Repeat each entry below exactly as it stands.
[[ SOURCE MATERIAL, beginning ]]
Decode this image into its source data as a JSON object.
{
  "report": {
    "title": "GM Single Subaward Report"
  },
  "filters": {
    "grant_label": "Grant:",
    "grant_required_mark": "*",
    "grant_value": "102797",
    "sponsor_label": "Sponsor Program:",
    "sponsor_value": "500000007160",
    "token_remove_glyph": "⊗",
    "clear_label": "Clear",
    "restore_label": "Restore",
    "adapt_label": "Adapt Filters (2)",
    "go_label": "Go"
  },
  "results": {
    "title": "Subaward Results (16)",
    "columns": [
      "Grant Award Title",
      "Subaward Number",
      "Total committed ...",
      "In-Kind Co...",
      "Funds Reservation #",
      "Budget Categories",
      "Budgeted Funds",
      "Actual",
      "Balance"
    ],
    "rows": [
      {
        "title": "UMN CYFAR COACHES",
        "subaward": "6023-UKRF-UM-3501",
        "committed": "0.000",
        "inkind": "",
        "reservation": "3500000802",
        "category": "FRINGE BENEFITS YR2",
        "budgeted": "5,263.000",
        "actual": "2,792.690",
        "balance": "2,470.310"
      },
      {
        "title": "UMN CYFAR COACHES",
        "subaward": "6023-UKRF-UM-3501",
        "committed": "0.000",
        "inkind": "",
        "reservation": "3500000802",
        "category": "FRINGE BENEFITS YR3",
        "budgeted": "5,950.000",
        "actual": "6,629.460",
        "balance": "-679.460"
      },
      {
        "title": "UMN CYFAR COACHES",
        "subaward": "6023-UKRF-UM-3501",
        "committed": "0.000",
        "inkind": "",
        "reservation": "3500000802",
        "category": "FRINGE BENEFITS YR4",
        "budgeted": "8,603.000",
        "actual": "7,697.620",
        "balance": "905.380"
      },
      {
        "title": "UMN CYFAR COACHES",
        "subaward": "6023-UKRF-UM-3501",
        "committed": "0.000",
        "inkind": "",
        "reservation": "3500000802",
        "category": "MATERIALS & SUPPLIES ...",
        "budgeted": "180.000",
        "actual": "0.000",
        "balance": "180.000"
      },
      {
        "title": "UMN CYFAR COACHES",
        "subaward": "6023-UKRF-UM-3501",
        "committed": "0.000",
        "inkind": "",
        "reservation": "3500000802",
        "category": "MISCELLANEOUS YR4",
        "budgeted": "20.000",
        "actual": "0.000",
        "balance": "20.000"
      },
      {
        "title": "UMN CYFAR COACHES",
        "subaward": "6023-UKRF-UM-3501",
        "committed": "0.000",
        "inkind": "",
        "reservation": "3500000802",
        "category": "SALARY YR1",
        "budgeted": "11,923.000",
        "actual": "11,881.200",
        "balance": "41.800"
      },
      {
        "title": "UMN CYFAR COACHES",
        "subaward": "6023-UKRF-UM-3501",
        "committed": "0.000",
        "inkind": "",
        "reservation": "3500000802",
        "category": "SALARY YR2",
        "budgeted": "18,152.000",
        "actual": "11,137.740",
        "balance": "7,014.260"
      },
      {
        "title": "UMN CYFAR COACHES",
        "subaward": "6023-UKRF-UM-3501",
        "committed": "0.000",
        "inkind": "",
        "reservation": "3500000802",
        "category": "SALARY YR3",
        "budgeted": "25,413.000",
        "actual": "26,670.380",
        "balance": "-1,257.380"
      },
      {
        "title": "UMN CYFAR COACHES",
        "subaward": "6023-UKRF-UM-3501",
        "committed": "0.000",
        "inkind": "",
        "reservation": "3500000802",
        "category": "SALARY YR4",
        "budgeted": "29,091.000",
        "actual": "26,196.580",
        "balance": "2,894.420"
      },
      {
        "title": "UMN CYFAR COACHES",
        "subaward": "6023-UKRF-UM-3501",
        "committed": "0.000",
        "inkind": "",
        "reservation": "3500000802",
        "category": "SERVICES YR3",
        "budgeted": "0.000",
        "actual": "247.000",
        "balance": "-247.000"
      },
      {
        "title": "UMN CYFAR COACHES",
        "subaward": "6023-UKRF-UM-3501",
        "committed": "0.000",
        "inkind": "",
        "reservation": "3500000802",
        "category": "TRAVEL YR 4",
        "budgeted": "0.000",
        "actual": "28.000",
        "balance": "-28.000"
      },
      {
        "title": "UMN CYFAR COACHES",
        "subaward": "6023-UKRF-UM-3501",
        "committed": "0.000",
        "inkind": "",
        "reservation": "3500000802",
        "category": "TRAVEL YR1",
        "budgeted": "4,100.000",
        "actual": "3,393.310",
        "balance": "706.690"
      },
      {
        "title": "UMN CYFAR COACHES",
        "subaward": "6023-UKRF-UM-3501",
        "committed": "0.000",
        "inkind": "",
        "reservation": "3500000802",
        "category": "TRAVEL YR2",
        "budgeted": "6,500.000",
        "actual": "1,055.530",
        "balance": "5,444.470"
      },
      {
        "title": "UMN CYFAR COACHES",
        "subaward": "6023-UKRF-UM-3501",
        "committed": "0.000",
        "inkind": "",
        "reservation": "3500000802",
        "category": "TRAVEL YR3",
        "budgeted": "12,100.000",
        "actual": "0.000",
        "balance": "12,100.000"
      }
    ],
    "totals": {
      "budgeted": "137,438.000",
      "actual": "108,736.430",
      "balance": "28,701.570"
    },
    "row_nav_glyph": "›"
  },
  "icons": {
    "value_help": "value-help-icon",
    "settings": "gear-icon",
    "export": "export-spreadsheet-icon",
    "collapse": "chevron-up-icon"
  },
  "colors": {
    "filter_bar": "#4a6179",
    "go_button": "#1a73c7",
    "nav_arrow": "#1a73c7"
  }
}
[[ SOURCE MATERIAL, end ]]
**REPLY**.
Decode this image into its source data as a JSON object.
{
  "report": {
    "title": "GM Single Subaward Report"
  },
  "filters": {
    "grant_label": "Grant:",
    "grant_required_mark": "*",
    "grant_value": "102797",
    "sponsor_label": "Sponsor Program:",
    "sponsor_value": "500000007160",
    "token_remove_glyph": "⊗",
    "clear_label": "Clear",
    "restore_label": "Restore",
    "adapt_label": "Adapt Filters (2)",
    "go_label": "Go"
  },
  "results": {
    "title": "Subaward Results (16)",
    "columns": [
      "Grant Award Title",
      "Subaward Number",
      "Total committed ...",
      "In-Kind Co...",
      "Funds Reservation #",
      "Budget Categories",
      "Budgeted Funds",
      "Actual",
      "Balance"
    ],
    "rows": [
      {
        "title": "UMN CYFAR COACHES",
        "subaward": "6023-UKRF-UM-3501",
        "committed": "0.000",
        "inkind": "",
        "reservation": "3500000802",
        "category": "FRINGE BENEFITS YR2",
        "budgeted": "5,263.000",
        "actual": "2,792.690",
        "balance": "2,470.310"
      },
      {
        "title": "UMN CYFAR COACHES",
        "subaward": "6023-UKRF-UM-3501",
        "committed": "0.000",
        "inkind": "",
        "reservation": "3500000802",
        "category": "FRINGE BENEFITS YR3",
        "budgeted": "5,950.000",
        "actual": "6,629.460",
        "balance": "-679.460"
      },
      {
        "title": "UMN CYFAR COACHES",
        "subaward": "6023-UKRF-UM-3501",
        "committed": "0.000",
        "inkind": "",
        "reservation": "3500000802",
        "category": "FRINGE BENEFITS YR4",
        "budgeted": "8,603.000",
        "actual": "7,697.620",
        "balance": "905.380"
      },
      {
        "title": "UMN CYFAR COACHES",
        "subaward": "6023-UKRF-UM-3501",
        "committed": "0.000",
        "inkind": "",
        "reservation": "3500000802",
        "category": "MATERIALS & SUPPLIES ...",
        "budgeted": "180.000",
        "actual": "0.000",
        "balance": "180.000"
      },
      {
        "title": "UMN CYFAR COACHES",
        "subaward": "6023-UKRF-UM-3501",
        "committed": "0.000",
        "inkind": "",
        "reservation": "3500000802",
        "category": "MISCELLANEOUS YR4",
        "budgeted": "20.000",
        "actual": "0.000",
        "balance": "20.000"
      },
      {
        "title": "UMN CYFAR COACHES",
        "subaward": "6023-UKRF-UM-3501",
        "committed": "0.000",
        "inkind": "",
        "reservation": "3500000802",
        "category": "SALARY YR1",
        "budgeted": "11,923.000",
        "actual": "11,881.200",
        "balance": "41.800"
      },
      {
        "title": "UMN CYFAR COACHES",
        "subaward": "6023-UKRF-UM-3501",
        "committed": "0.000",
        "inkind": "",
        "reservation": "3500000802",
        "category": "SALARY YR2",
        "budgeted": "18,152.000",
        "actual": "11,137.740",
        "balance": "7,014.260"
      },
      {
        "title": "UMN CYFAR COACHES",
        "subaward": "6023-UKRF-UM-3501",
        "committed": "0.000",
        "inkind": "",
        "reservation": "3500000802",
        "category": "SALARY YR3",
        "budgeted": "25,413.000",
        "actual": "26,670.380",
        "balance": "-1,257.380"
      },
      {
        "title": "UMN CYFAR COACHES",
        "subaward": "6023-UKRF-UM-3501",
        "committed": "0.000",
        "inkind": "",
        "reservation": "3500000802",
        "category": "SALARY YR4",
        "budgeted": "29,091.000",
        "actual": "26,196.580",
        "balance": "2,894.420"
      },
      {
        "title": "UMN CYFAR COACHES",
        "subaward": "6023-UKRF-UM-3501",
        "committed": "0.000",
        "inkind": "",
        "reservation": "3500000802",
        "category": "SERVICES YR3",
        "budgeted": "0.000",
        "actual": "247.000",
        "balance": "-247.000"
      },
      {
        "title": "UMN CYFAR COACHES",
        "subaward": "6023-UKRF-UM-3501",
        "committed": "0.000",
        "inkind": "",
        "reservation": "3500000802",
        "category": "TRAVEL YR 4",
        "budgeted": "0.000",
        "actual": "28.000",
        "balance": "-28.000"
      },
      {
        "title": "UMN CYFAR COACHES",
        "subaward": "6023-UKRF-UM-3501",
        "committed": "0.000",
        "inkind": "",
        "reservation": "3500000802",
        "category": "TRAVEL YR1",
        "budgeted": "4,100.000",
        "actual": "3,393.310",
        "balance": "706.690"
      },
      {
        "title": "UMN CYFAR COACHES",
        "subaward": "6023-UKRF-UM-3501",
        "committed": "0.000",
        "inkind": "",
        "reservation": "3500000802",
        "category": "TRAVEL YR2",
        "budgeted": "6,500.000",
        "actual": "1,055.530",
        "balance": "5,444.470"
      },
      {
        "title": "UMN CYFAR COACHES",
        "subaward": "6023-UKRF-UM-3501",
        "committed": "0.000",
        "inkind": "",
        "reservation": "3500000802",
        "category": "TRAVEL YR3",
        "budgeted": "12,100.000",
        "actual": "0.000",
        "balance": "12,100.000"
      }
    ],
    "totals": {
      "budgeted": "137,438.000",
      "actual": "108,736.430",
      "balance": "28,701.570"
    },
    "row_nav_glyph": "›"
  },
  "icons": {
    "value_help": "value-help-icon",
    "settings": "gear-icon",
    "export": "export-spreadsheet-icon",
    "collapse": "chevron-up-icon"
  },
  "colors": {
    "filter_bar": "#4a6179",
    "go_button": "#1a73c7",
    "nav_arrow": "#1a73c7"
  }
}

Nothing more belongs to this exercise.